Choking for a rat is very different than humans. Their throat anatomy makes it difficult to block the airway completely, although an obstruction is possible. They also cannot vomit. So when a rat chokes (often times on something like bread or peanut butter) the main things you will see is a gaging action where they bring their chin down towards their throat and flatten their ears. They can also produce a lot of drool. Their chin can get wet, and they may wipe their mouth on surfaces as well.
It can be terrifying to see, and a rat caretaker may think their rat is dying. Years ago, I witnessed my first choking episode and I rushed my rat to the ER. But by the time I got her there, she seemed fine. The doctor did a brief exam, said she looked good, and could not explain what had happened since they did not see it themselves. I couldn't understand since just 30 minutes ago she looked so awful. Other pet owners may also bring in their pet in a similar panic, or call the hospital wondering what is wrong and what to do.

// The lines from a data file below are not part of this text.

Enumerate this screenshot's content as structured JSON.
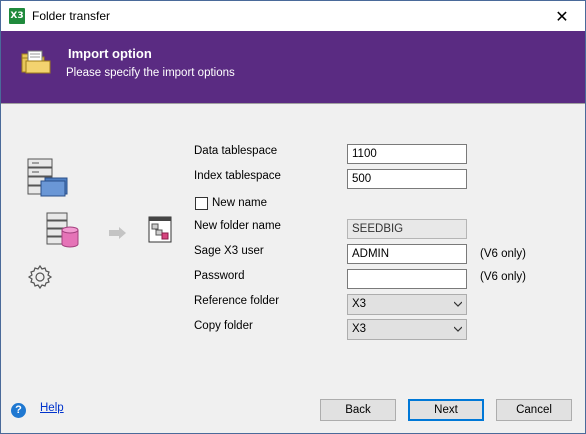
{
  "window": {
    "title": "Folder transfer",
    "app_icon_text": "X3"
  },
  "header": {
    "title": "Import option",
    "subtitle": "Please specify the import options",
    "background": "#5a2b82"
  },
  "form": {
    "data_tablespace_label": "Data tablespace",
    "data_tablespace_value": "1100",
    "index_tablespace_label": "Index tablespace",
    "index_tablespace_value": "500",
    "new_name_label": "New name",
    "new_name_checked": false,
    "new_folder_name_label": "New folder name",
    "new_folder_name_value": "SEEDBIG",
    "sage_user_label": "Sage X3 user",
    "sage_user_value": "ADMIN",
    "sage_user_hint": "(V6 only)",
    "password_label": "Password",
    "password_value": "",
    "password_hint": "(V6 only)",
    "reference_folder_label": "Reference folder",
    "reference_folder_value": "X3",
    "copy_folder_label": "Copy folder",
    "copy_folder_value": "X3"
  },
  "footer": {
    "help_icon": "?",
    "help_label": "Help",
    "back_label": "Back",
    "next_label": "Next",
    "cancel_label": "Cancel"
  },
  "icons": [
    "folder-transfer-icon",
    "server-folder-icon",
    "database-icon",
    "arrow-right-icon",
    "x3-window-icon",
    "gear-icon",
    "help-icon",
    "close-icon",
    "chevron-down-icon"
  ]
}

If the rat is able to breath, the best thing is to leave them alone. I know it is tough, but staying calm is really important since it helps the rat stay calm as well. Usually, the rat can remedy it themselves within 30 minutes, although it can take up to a few hours. The longer the rat struggles to clear their throat, the more exhausted they become. This morning, my rat took about 20 minutes to clear her throat which was marked by a long string of phleum. I picked her up, cleaned up the mess, and then let her recover on my hand for a few moments. I knew all was okay when she started to give my fingers kisses. I think it took her sister longer to recover from all her worry!
I stayed home a couple more hours to keep my eye on her, but it was as if nothing ever happened. I fed her some almond yogurt and she ate it up with zest! Although I've had 20 rats in my life so far, I have only experienced choking with three of them. I have no idea if or how often I miss other choking episodes, but it doesn’t seem to be too common.
This condition is hard for a veterinary professional to witness and diagnose, since often the situation is resolved before the rat can be seen. But there are occasions when veterinary interference is needed. If a rat is not getting enough oxygen due to an obstruction, you may see blue lips, paws, or arms, or their temperature may drop. If the rat is unable to breath, quick action is needed. It’s always a good idea to freshen up on rat specific first aid for emergency situations.
I am so happy that my rat recovered quickly and is doing well. I wanted to share this experience so the veterinary community can be aware of choking in rats, since it’s not widely known. Witnessing a choking episode is very scary for the caretaker, even for one who has experienced it before! Knowing the signs of choking can be incredibly helpful to veterinary professionals and to those who have the privilege of taking care of companion rats. Understanding what is happening allows the process to resolve faster and lessen the stress of the rat. Then, more time can be spent having rat parties and cuddling with these incredible smart and social animals.